The most successful Audi ever will be replaced in the UK next March when the all new A4 saloon reaches Britain’s showrooms. The model that attracted 1.5 million buyers across Europe has now been completely revised from the ground upwards with a larger, roomier bodyshell, fully independent suspension all round and two all-new lightweight aluminium engines - a 3.0-litre V6 and a 2.0-litre four.

The new A4 combines sleek, timeless styling with revolutionary technological advances such as the unique constantly variable Audi Multitronic automatic transmission. Available in the medium sector for the very first time, the Multitronic system combines exceptional smoothness and user-friendliness with minimal C02 emissions, and can actually improve performance and fuel economy compared with both manual and tiptronic automatic alternatives.

Manufactured in Audi’s main production facility in Ingolstadt, Bavaria, the new A4 perpetuates the brand’s tradition for four-wheel-drive, combining a longitudinal engine layout with quattro permanent all-wheel-drive technology just as its pioneering forebears did twenty years ago. In Britain it is predicted that as many as 30 per cent of new A4 sales will feature this trusted transmission system.

One of the most welcome advantages of the new longer, wider and taller A4 bodyshell will be the significantly increased rear leg room its expanded wheelbase provides. The shell is also now 45 per cent stiffer than its predecessor, bringing obvious impact safety benefits. Active and passive safety has also been improved by the addition of both the Audi Electronic Stability Programme (ESP) and the SIDEGUARD head airbag protection system, bringing a total of six airbags in all.

The new Audi A4 is the sixth offering from Audi since 1972 to compete in the prestige sector of the medium segment, a corner of the market which the German marque has helped to define with sales of 6.5 million cars to date.

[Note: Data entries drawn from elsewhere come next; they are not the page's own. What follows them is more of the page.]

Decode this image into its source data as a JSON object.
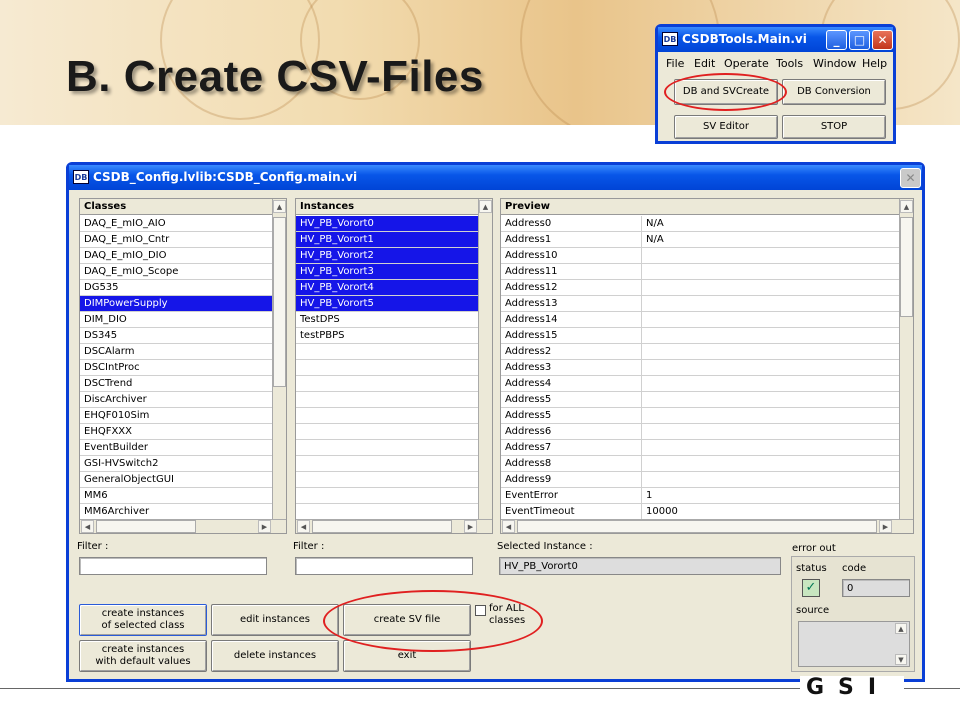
{
  "slide": {
    "title": "B. Create CSV-Files"
  },
  "tools_window": {
    "title": "CSDBTools.Main.vi",
    "icon_text": "DB",
    "menu": [
      "File",
      "Edit",
      "Operate",
      "Tools",
      "Window",
      "Help"
    ],
    "buttons": {
      "db_svcreate": "DB and SVCreate",
      "db_conversion": "DB Conversion",
      "sv_editor": "SV Editor",
      "stop": "STOP"
    }
  },
  "config_window": {
    "title": "CSDB_Config.lvlib:CSDB_Config.main.vi",
    "icon_text": "DB",
    "classes": {
      "header": "Classes",
      "items": [
        "DAQ_E_mIO_AIO",
        "DAQ_E_mIO_Cntr",
        "DAQ_E_mIO_DIO",
        "DAQ_E_mIO_Scope",
        "DG535",
        "DIMPowerSupply",
        "DIM_DIO",
        "DS345",
        "DSCAlarm",
        "DSCIntProc",
        "DSCTrend",
        "DiscArchiver",
        "EHQF010Sim",
        "EHQFXXX",
        "EventBuilder",
        "GSI-HVSwitch2",
        "GeneralObjectGUI",
        "MM6",
        "MM6Archiver"
      ],
      "selected": 5
    },
    "instances": {
      "header": "Instances",
      "items": [
        "HV_PB_Vorort0",
        "HV_PB_Vorort1",
        "HV_PB_Vorort2",
        "HV_PB_Vorort3",
        "HV_PB_Vorort4",
        "HV_PB_Vorort5",
        "TestDPS",
        "testPBPS"
      ],
      "selected": [
        0,
        1,
        2,
        3,
        4,
        5
      ]
    },
    "preview": {
      "header": "Preview",
      "rows": [
        [
          "Address0",
          "N/A"
        ],
        [
          "Address1",
          "N/A"
        ],
        [
          "Address10",
          ""
        ],
        [
          "Address11",
          ""
        ],
        [
          "Address12",
          ""
        ],
        [
          "Address13",
          ""
        ],
        [
          "Address14",
          ""
        ],
        [
          "Address15",
          ""
        ],
        [
          "Address2",
          ""
        ],
        [
          "Address3",
          ""
        ],
        [
          "Address4",
          ""
        ],
        [
          "Address5",
          ""
        ],
        [
          "Address5",
          ""
        ],
        [
          "Address6",
          ""
        ],
        [
          "Address7",
          ""
        ],
        [
          "Address8",
          ""
        ],
        [
          "Address9",
          ""
        ],
        [
          "EventError",
          "1"
        ],
        [
          "EventTimeout",
          "10000"
        ]
      ]
    },
    "filter_label_1": "Filter :",
    "filter_label_2": "Filter :",
    "filter_value_1": "",
    "filter_value_2": "",
    "selected_instance_label": "Selected Instance :",
    "selected_instance_value": "HV_PB_Vorort0",
    "error_out": {
      "label": "error out",
      "status_label": "status",
      "code_label": "code",
      "code_value": "0",
      "source_label": "source",
      "status_check": "✓"
    },
    "buttons": {
      "create_selected": [
        "create instances",
        "of selected class"
      ],
      "edit": "edit instances",
      "create_sv": "create SV file",
      "create_default": [
        "create instances",
        "with default values"
      ],
      "delete": "delete instances",
      "exit": "exit"
    },
    "for_all": [
      "for ALL",
      "classes"
    ]
  },
  "footer": {
    "logo": "GSI"
  },
  "colors": {
    "selection": "#1515e8",
    "titlebar": "#0856e8",
    "highlight_oval": "#e02020"
  }
}
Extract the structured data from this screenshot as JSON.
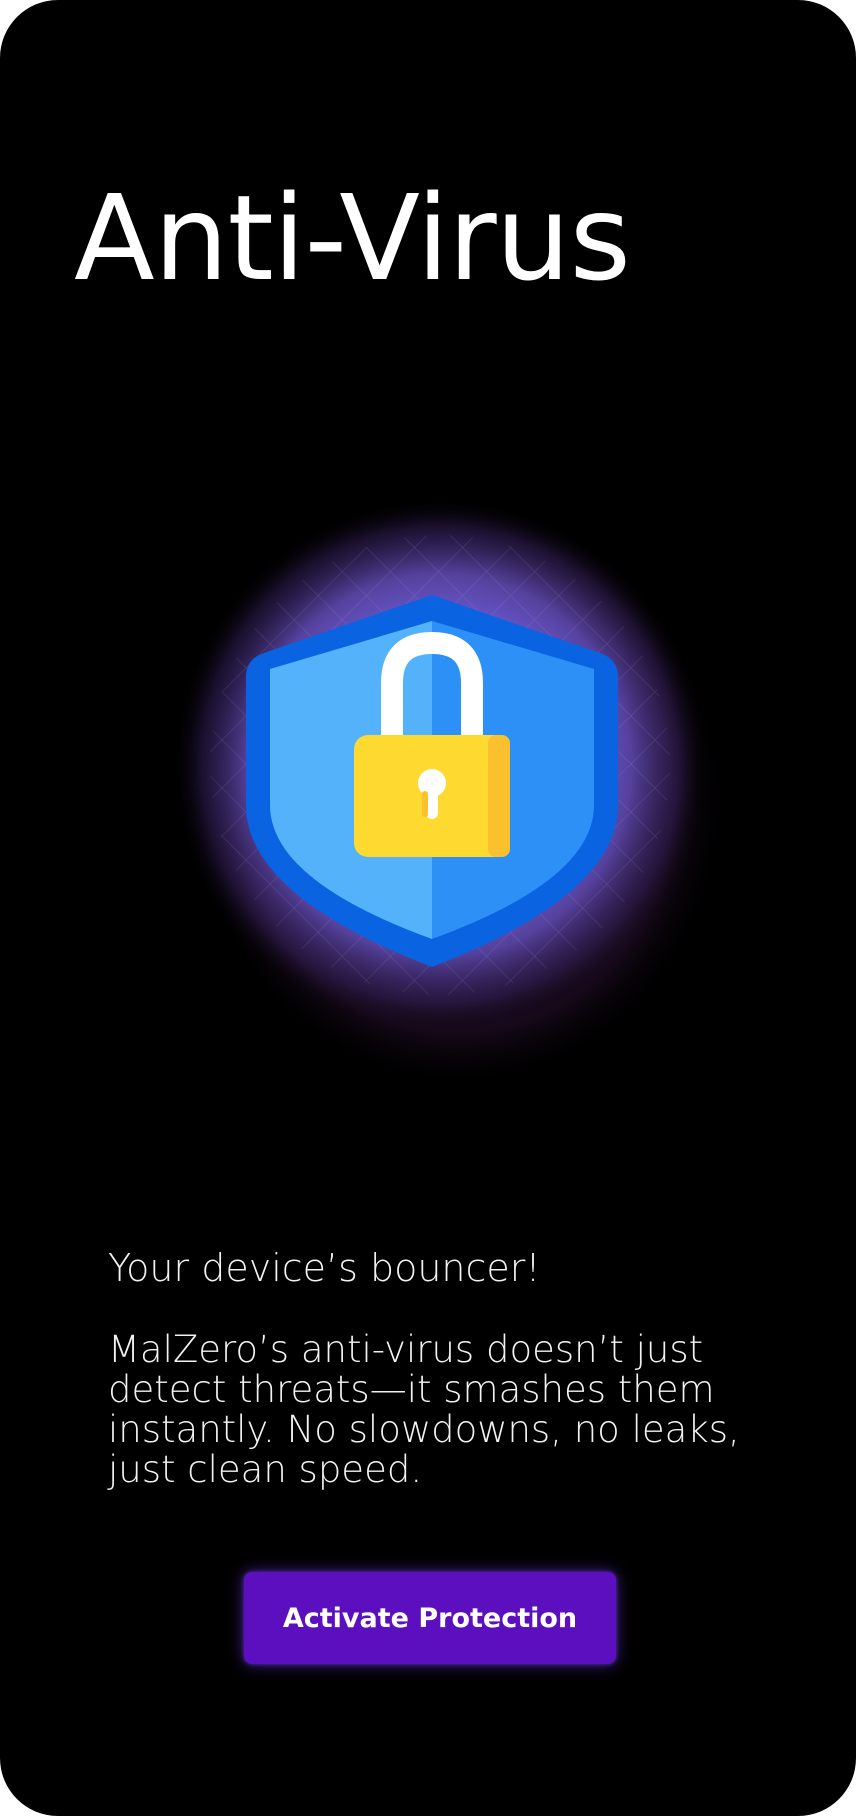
{
  "screen": {
    "title": "Anti-Virus",
    "tagline": "Your device’s bouncer!",
    "description": "MalZero’s anti-virus doesn’t just detect threats—it smashes them instantly. No slowdowns, no leaks, just clean speed.",
    "cta_label": "Activate Protection"
  },
  "illustration": {
    "icon": "shield-lock-icon",
    "glow_color": "#7a6cff"
  },
  "colors": {
    "background": "#000000",
    "text": "#ffffff",
    "button": "#5b0fbf",
    "shield_outer": "#0a63e0",
    "shield_left": "#54b2fb",
    "shield_right": "#2d90f7",
    "lock_body": "#fed930",
    "lock_shackle": "#ffffff"
  }
}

Fresh from its official press unveiling, staged last month in London and seven other European cities concurrently, the all-new Audi A4 has been drawing the crowds on its World public debut at the Berlin Motor Show. The eagerly awaited newcomer will mount a fresh challenge to the status quo in the UK prestige medium saloon market when it goes on sale here in March 2001.

The new car features improvements to every ingredient in the established A4 formula which has proved so successful in the original, and perennially popular car, launched in the UK in 1995. At the UK launch the new A4 line-up will include four models equipped with a choice of three engines - a 2.0-litre, four-cylinder petrol engine with 130bhp will replace the existing 1.8-litre (125bhp), naturally aspirated unit, and the current 2.8-litre V6 (193bhp) will make way for a new 3.0-litre V6 with 220bhp. A 2.5-litre TDI V6 with 180bhp will complete the initial line-up.

With an aluminium block, five-valve technology and a balancer shaft for optimum smoothness and refinement, the sophisticated 2.0-litre, 130bhp unit is expected to be the choice of the majority of UK buyers. Allied to the standard five-speed manual gearbox, this engine enables the 2.0-litre A4 to accelerate from 0-62mph in 9.9 seconds and reach a 132mph maximum where conditions allow.

Flagship quattro models will be equipped with either the 180bhp 2.5 TDI V6 engine found until now only in A6 and allroad 2.5 TDI quattro Sport models (A4 models have used the 150bhp version), or the new 3.0-litre V6 petrol engine with 220bhp. Like the 2.0-litre engine the new V6 also uses an aluminium block as a foundation and is further refined by a balancer shaft, plus numerous other advances which ensure that it is at the forefront of engine technology. The 3.0-litre A4 quattro can reach 62mph from rest in 6.9 seconds and continue to a 152mph maximum speed.

Following soon afterwards next year will be models powered by a new 130bhp version of the acclaimed 1.9-litre, four-cylinder TDI engine, plus the consistently popular turbocharged four-cylinder 1.8 T petrol unit.

Sophisticated running gear, incorporating a high proportion of weight-saving aluminium components, will combine with these formidable engines to ensure that the A4 evolves as completely in dynamic terms as it has physically.

The four-link front suspension used to great effect in the original A4 has been comprehensively reworked and reduced in weight by 8.5kg for the newcomer, permitting greater ride comfort and even sharper responses. At the rear all models now use the advanced fully independent set-up which until now has been the preserve of quattro versions, uprated with considerably more aluminium input for reduced weight. The end result is a car which is both vastly more rewarding and noticeably more relaxed on the move than its already highly proficient predecessor.

Exact specification for the new line-up in the UK has yet to be announced and further details will follow nearer to launch in 2001.